**Dataset rows describing interfaces**.

⟨

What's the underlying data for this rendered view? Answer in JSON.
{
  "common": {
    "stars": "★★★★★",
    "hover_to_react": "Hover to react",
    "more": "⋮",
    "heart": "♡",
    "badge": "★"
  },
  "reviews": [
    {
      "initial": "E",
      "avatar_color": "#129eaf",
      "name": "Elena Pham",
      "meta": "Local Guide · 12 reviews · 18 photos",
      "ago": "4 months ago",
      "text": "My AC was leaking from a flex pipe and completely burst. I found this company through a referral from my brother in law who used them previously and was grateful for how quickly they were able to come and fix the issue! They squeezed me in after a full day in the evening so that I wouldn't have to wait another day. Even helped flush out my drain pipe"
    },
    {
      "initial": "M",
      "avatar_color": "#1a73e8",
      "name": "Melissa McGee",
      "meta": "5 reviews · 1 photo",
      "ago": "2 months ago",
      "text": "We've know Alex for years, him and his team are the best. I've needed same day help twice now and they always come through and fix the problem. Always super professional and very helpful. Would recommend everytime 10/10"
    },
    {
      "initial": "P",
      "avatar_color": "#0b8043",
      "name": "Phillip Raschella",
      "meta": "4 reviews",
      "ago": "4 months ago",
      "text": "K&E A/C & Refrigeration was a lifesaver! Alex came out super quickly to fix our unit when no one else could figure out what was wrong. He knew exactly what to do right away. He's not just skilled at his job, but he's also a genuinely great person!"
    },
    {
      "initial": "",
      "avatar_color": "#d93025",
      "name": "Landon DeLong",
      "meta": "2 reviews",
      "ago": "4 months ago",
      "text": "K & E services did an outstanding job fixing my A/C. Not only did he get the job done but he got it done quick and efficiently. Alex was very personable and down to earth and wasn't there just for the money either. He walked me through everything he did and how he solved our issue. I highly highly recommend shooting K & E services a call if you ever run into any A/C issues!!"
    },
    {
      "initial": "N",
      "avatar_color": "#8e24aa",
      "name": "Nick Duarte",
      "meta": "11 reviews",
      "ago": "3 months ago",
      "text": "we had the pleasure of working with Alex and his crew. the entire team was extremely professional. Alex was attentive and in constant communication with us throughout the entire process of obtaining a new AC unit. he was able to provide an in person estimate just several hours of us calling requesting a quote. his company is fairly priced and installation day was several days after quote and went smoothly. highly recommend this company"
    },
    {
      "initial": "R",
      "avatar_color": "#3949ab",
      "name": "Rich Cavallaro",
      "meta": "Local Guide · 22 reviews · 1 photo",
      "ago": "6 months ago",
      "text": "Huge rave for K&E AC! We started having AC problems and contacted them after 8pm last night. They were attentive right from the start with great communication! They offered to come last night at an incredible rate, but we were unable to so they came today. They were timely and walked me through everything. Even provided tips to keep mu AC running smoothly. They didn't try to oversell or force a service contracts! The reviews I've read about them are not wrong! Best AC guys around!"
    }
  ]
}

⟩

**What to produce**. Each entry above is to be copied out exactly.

**Written solution**.
What's the underlying data for this rendered view? Answer in JSON.
{
  "common": {
    "stars": "★★★★★",
    "hover_to_react": "Hover to react",
    "more": "⋮",
    "heart": "♡",
    "badge": "★"
  },
  "reviews": [
    {
      "initial": "E",
      "avatar_color": "#129eaf",
      "name": "Elena Pham",
      "meta": "Local Guide · 12 reviews · 18 photos",
      "ago": "4 months ago",
      "text": "My AC was leaking from a flex pipe and completely burst. I found this company through a referral from my brother in law who used them previously and was grateful for how quickly they were able to come and fix the issue! They squeezed me in after a full day in the evening so that I wouldn't have to wait another day. Even helped flush out my drain pipe"
    },
    {
      "initial": "M",
      "avatar_color": "#1a73e8",
      "name": "Melissa McGee",
      "meta": "5 reviews · 1 photo",
      "ago": "2 months ago",
      "text": "We've know Alex for years, him and his team are the best. I've needed same day help twice now and they always come through and fix the problem. Always super professional and very helpful. Would recommend everytime 10/10"
    },
    {
      "initial": "P",
      "avatar_color": "#0b8043",
      "name": "Phillip Raschella",
      "meta": "4 reviews",
      "ago": "4 months ago",
      "text": "K&E A/C & Refrigeration was a lifesaver! Alex came out super quickly to fix our unit when no one else could figure out what was wrong. He knew exactly what to do right away. He's not just skilled at his job, but he's also a genuinely great person!"
    },
    {
      "initial": "",
      "avatar_color": "#d93025",
      "name": "Landon DeLong",
      "meta": "2 reviews",
      "ago": "4 months ago",
      "text": "K & E services did an outstanding job fixing my A/C. Not only did he get the job done but he got it done quick and efficiently. Alex was very personable and down to earth and wasn't there just for the money either. He walked me through everything he did and how he solved our issue. I highly highly recommend shooting K & E services a call if you ever run into any A/C issues!!"
    },
    {
      "initial": "N",
      "avatar_color": "#8e24aa",
      "name": "Nick Duarte",
      "meta": "11 reviews",
      "ago": "3 months ago",
      "text": "we had the pleasure of working with Alex and his crew. the entire team was extremely professional. Alex was attentive and in constant communication with us throughout the entire process of obtaining a new AC unit. he was able to provide an in person estimate just several hours of us calling requesting a quote. his company is fairly priced and installation day was several days after quote and went smoothly. highly recommend this company"
    },
    {
      "initial": "R",
      "avatar_color": "#3949ab",
      "name": "Rich Cavallaro",
      "meta": "Local Guide · 22 reviews · 1 photo",
      "ago": "6 months ago",
      "text": "Huge rave for K&E AC! We started having AC problems and contacted them after 8pm last night. They were attentive right from the start with great communication! They offered to come last night at an incredible rate, but we were unable to so they came today. They were timely and walked me through everything. Even provided tips to keep mu AC running smoothly. They didn't try to oversell or force a service contracts! The reviews I've read about them are not wrong! Best AC guys around!"
    }
  ]
}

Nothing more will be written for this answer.